“Start-Up CEO” is written for just that – the start-up CEO, particularly first time start-up CEOs. But marketers should read it anyway for two reasons:
I am proud to say that in a former life I worked at Return Path for seven years. Still, I learned a lot from the book about how Matt guided the business, even though I was on the management team and involved in a lot of the decisions that he discusses in the book. It’s an inside view of how the company grew in the digital marketing marketplace. Many of you may recogonize outside forces and trends that shaped your own careers and businesses.
It’s broken down into five sections. The first of these is Storytelling – and while the book is about running a business, there are lessons for all marketers in this, to be applied to our quotidian marketing and our business planning – or your great start-up idea that you are burning to develop. This summary is from a review at Tech Cocktail.

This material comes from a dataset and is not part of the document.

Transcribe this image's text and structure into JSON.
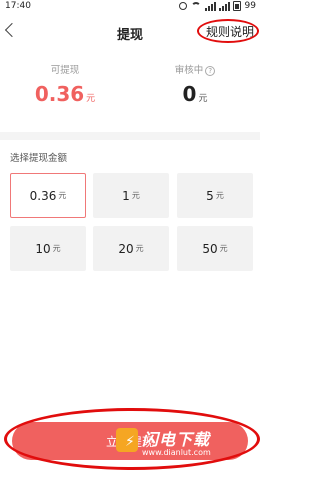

You don’t have to be the one who comes up with your startup idea. In any case, start by talking to customers about their problems and solutions. Then vet ideas according to criteria like customer pain, market opportunity, ability to win the market, strategic fit, and economics. The difference between startups and big corporations is that startups understand that their assumptions are wrong.
To tell your story to investors, create a 10- to 12-slide presentation including your elevator pitch, the size of the market opportunity, your competitive advantage, your current status and roadmap, and a summary of your financials. Later-stage startups will need to add in the good and bad experiences of customers and how earlier plans are progressing.
To communicate your story to the team, create a document that includes your mission (goal), vision (what the world will look like if you accomplish it), and values. You can articulate these using a top-down approach, where they are set by founders and executives; a hybrid approach, where founders create them and employees weigh in; or a bottom-up approach, where you crowdsource the task to employees.
To revise your story, show it to customers, investors, team members, and industry experts, and get their feedback. Also be on the lookout for signs that you need to change: conflicting data, poor results, or internal chaos. That change takes one of two forms: changing the company (including acquisitions and adding or removing lines of business) and changing the business (a real pivot, while still using your core skills).
To bring this story to life, you need to actually start building an organization. The CEO’s role will change from figuring out product-market fit to articulating the vision to developing strategies for expansion and innovation. Along the way, you’ll have to make intentional choices about non-product elements: where to put an office, what technology to use, compensation, HR policies, and more. If your product isn’t world-changing, you might choose to support employees who want to help out different causes to add some meaning to their work.
## ## ##
If you want still more intense learning from Matt and Startup CEO, check out the online learning version on NovoEd.